Recapitalisation may jack up govt stake in some PSU banks | business | Hindustan Times
Today in New Delhi, India
Apr 29, 2017-Saturday
-°C
New Delhi
  • Humidity
    -
  • Wind
    -

Recapitalisation may jack up govt stake in some PSU banks

As part of the recapitalisation plan for public sector banks, the finance ministry is working looking to infuse equity in all banks where the government holding has dropped below 60 per cent, to bring it up to the minimum required.

business Updated: Oct 22, 2009 21:47 IST

As part of the recapitalisation plan for public sector banks, the finance ministry is working looking to infuse equity in all banks where the government holding has dropped below 60 per cent, to bring it up to the minimum required.

“The idea is to provide flexibility to PSBs to visit the market and raise capital as and when required, those banks which have less than 60 per cent government stake have limited scope to go to the market,” said a government official who did not wish to be named.

Of the 20 listed PSBs, there are 12 banks where the government’s holding has gone below 60 per cent and in order to bridge the gap the banks will have to issue fresh equity to be subscribed by the government.

The list includes banks such as SBI, Bank of Baroda, Punjab National Bank and Oriental Bank of Commerce among others.

Going by the government holding in the banks and the share prices as on October 21, the government will have to infuse a total capital Rs 15,059 crore to take its stake up to a minimum of 60 per cent in the 12 listed PSBs in question.

The highest capital infusion would be required in Bank of Baroda and State Bank of India, at Rs 2,848 crore and Rs 2,218 crore respectively.

The World Bank has already provided a loan of Rs 20,000 crore for the recapitalisation of banks.

While the government plans to increase its stake in such banks to 60 per cent, it has no plans to dilute its stake in banks where its has holding beyond 60 per cent.

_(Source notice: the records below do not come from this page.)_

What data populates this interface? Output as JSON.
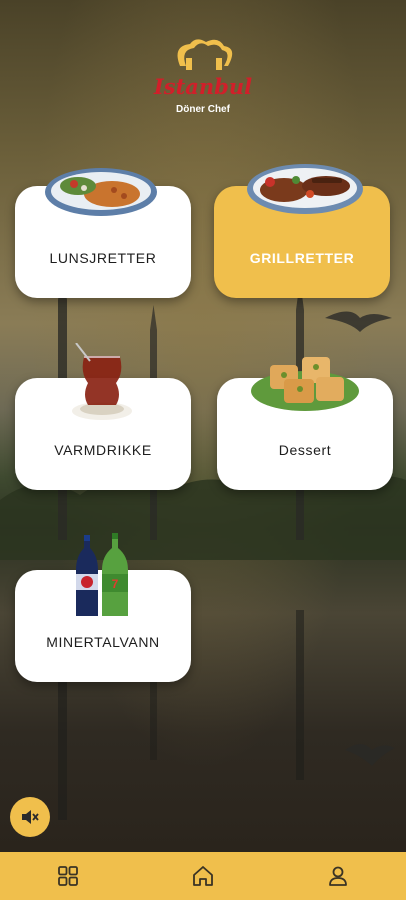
{
  "brand": {
    "name": "Istanbul",
    "tagline": "Döner Chef"
  },
  "categories": [
    {
      "label": "LUNSJRETTER",
      "active": false
    },
    {
      "label": "GRILLRETTER",
      "active": true
    },
    {
      "label": "VARMDRIKKE",
      "active": false
    },
    {
      "label": "Dessert",
      "active": false
    },
    {
      "label": "MINERTALVANN",
      "active": false
    }
  ],
  "bottom_nav": [
    "grid-icon",
    "home-icon",
    "user-icon"
  ],
  "colors": {
    "accent": "#f0bf4c",
    "brand_red": "#d11f2a",
    "card": "#ffffff"
  }
}
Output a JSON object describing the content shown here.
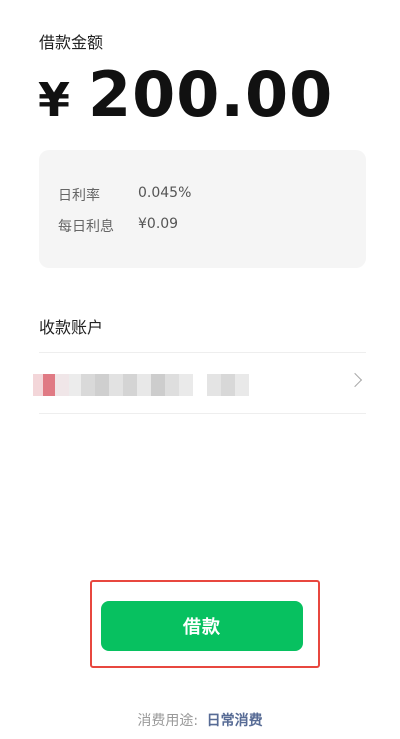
{
  "loan": {
    "amount_label": "借款金额",
    "currency_symbol": "¥",
    "amount": "200.00"
  },
  "rate_card": {
    "daily_rate_label": "日利率",
    "daily_rate_value": "0.045%",
    "daily_interest_label": "每日利息",
    "daily_interest_value": "¥0.09"
  },
  "account": {
    "label": "收款账户",
    "masked_value_note": "pixelated account number"
  },
  "borrow_button": {
    "label": "借款"
  },
  "purpose": {
    "label": "消费用途:",
    "value": "日常消费"
  },
  "colors": {
    "primary_green": "#07c160",
    "highlight_red": "#e8473f",
    "link_blue": "#576b95",
    "card_bg": "#f5f5f5"
  }
}
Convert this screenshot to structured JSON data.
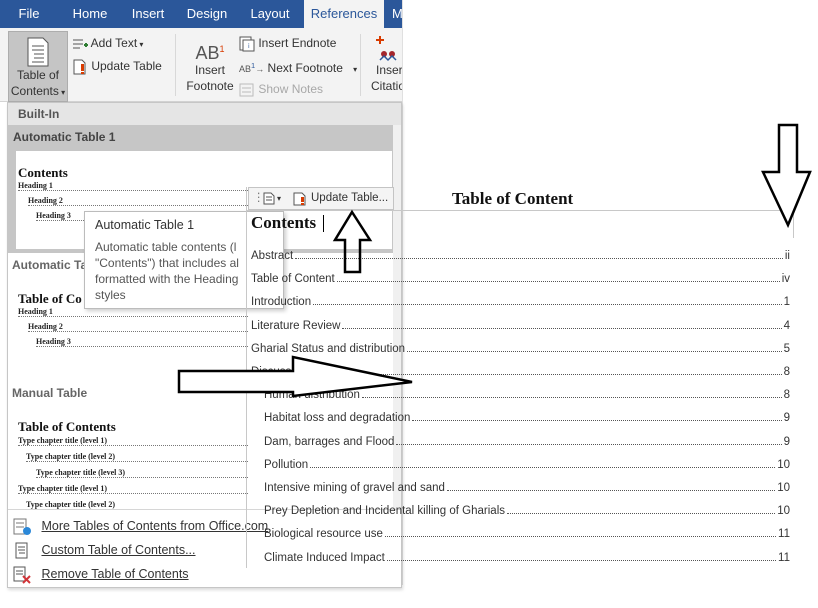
{
  "ribbon": {
    "tabs": [
      {
        "label": "File",
        "active": false
      },
      {
        "label": "Home",
        "active": false
      },
      {
        "label": "Insert",
        "active": false
      },
      {
        "label": "Design",
        "active": false
      },
      {
        "label": "Layout",
        "active": false
      },
      {
        "label": "References",
        "active": true
      },
      {
        "label": "M",
        "active": false
      }
    ],
    "toc_button": {
      "line1": "Table of",
      "line2": "Contents"
    },
    "add_text": "Add Text",
    "update_table": "Update Table",
    "insert_footnote": {
      "line1": "Insert",
      "line2": "Footnote"
    },
    "insert_endnote": "Insert Endnote",
    "next_footnote": "Next Footnote",
    "show_notes": "Show Notes",
    "insert_citation": {
      "line1": "Inser",
      "line2": "Citatio"
    },
    "colors": {
      "tabbar": "#2b579a",
      "ribbon": "#f3f3f3",
      "accent_red": "#d83b01"
    }
  },
  "gallery": {
    "builtin_header": "Built-In",
    "auto1": {
      "title": "Automatic Table 1",
      "thumb_title": "Contents",
      "lines": [
        "Heading 1",
        "Heading 2",
        "Heading 3"
      ]
    },
    "auto2": {
      "title": "Automatic Ta",
      "thumb_title": "Table of Co",
      "lines": [
        "Heading 1",
        "Heading 2",
        "Heading 3"
      ]
    },
    "manual": {
      "title": "Manual Table",
      "thumb_title": "Table of Contents",
      "lines": [
        "Type chapter title (level 1)",
        "Type chapter title (level 2)",
        "Type chapter title (level 3)",
        "Type chapter title (level 1)",
        "Type chapter title (level 2)"
      ]
    },
    "footer": {
      "more": "More Tables of Contents from Office.com",
      "custom": "Custom Table of Contents...",
      "remove": "Remove Table of Contents"
    }
  },
  "tooltip": {
    "title": "Automatic Table 1",
    "body": "Automatic table contents (l\n\"Contents\") that includes al\nformatted with the Heading\nstyles"
  },
  "document": {
    "title": "Table of Content",
    "control_tag": "Update Table...",
    "contents_heading": "Contents",
    "entries": [
      {
        "text": "Abstract",
        "page": "ii",
        "level": 1
      },
      {
        "text": "Table of Content",
        "page": "iv",
        "level": 1
      },
      {
        "text": "Introduction",
        "page": "1",
        "level": 1
      },
      {
        "text": "Literature Review",
        "page": "4",
        "level": 1
      },
      {
        "text": "Gharial Status and distribution",
        "page": "5",
        "level": 1
      },
      {
        "text": "Discussion",
        "page": "8",
        "level": 1
      },
      {
        "text": "Human distribution",
        "page": "8",
        "level": 2
      },
      {
        "text": "Habitat loss and degradation",
        "page": "9",
        "level": 2
      },
      {
        "text": "Dam, barrages and Flood",
        "page": "9",
        "level": 2
      },
      {
        "text": "Pollution",
        "page": "10",
        "level": 2
      },
      {
        "text": "Intensive mining of gravel and sand",
        "page": "10",
        "level": 2
      },
      {
        "text": "Prey Depletion and Incidental killing of Gharials",
        "page": "10",
        "level": 2
      },
      {
        "text": "Biological resource use",
        "page": "11",
        "level": 2
      },
      {
        "text": "Climate Induced Impact",
        "page": "11",
        "level": 2
      }
    ]
  }
}
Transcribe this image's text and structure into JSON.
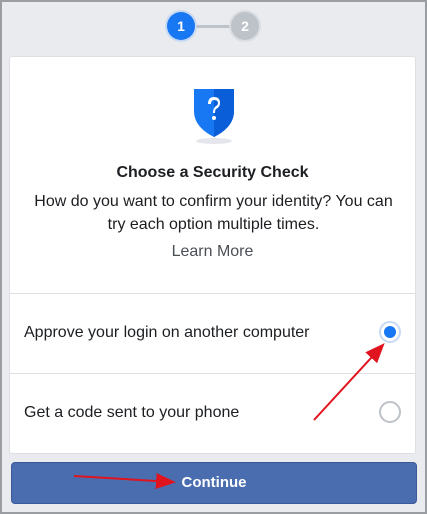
{
  "stepper": {
    "step1": "1",
    "step2": "2",
    "current": 1
  },
  "card": {
    "title": "Choose a Security Check",
    "description": "How do you want to confirm your identity? You can try each option multiple times.",
    "learn_more": "Learn More",
    "icon": "shield-question-icon"
  },
  "options": [
    {
      "label": "Approve your login on another computer",
      "selected": true
    },
    {
      "label": "Get a code sent to your phone",
      "selected": false
    }
  ],
  "continue_label": "Continue",
  "colors": {
    "accent": "#1877f2",
    "button": "#4a6db0",
    "annotation": "#e0141e"
  }
}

“In such banks fund raising will be done through innovative perpetual debt instrument or perpetual non convertible preference share that will not dilute the government’s holding in the bank,” said the official. “The final plan would be ready by December.”

Banks like Vijaya Bank, UCO Bank, United Bank and Central Bank were partly recapitalised in the financial year 2008-09.

The recapitalisation exercise would also help banks to increase their capital adequacy ratio — a banks capital to its risk, which indicates lending headroom — to a minimum of 12 per cent.

Is Your Couch Making You Cough?
Promotional Feature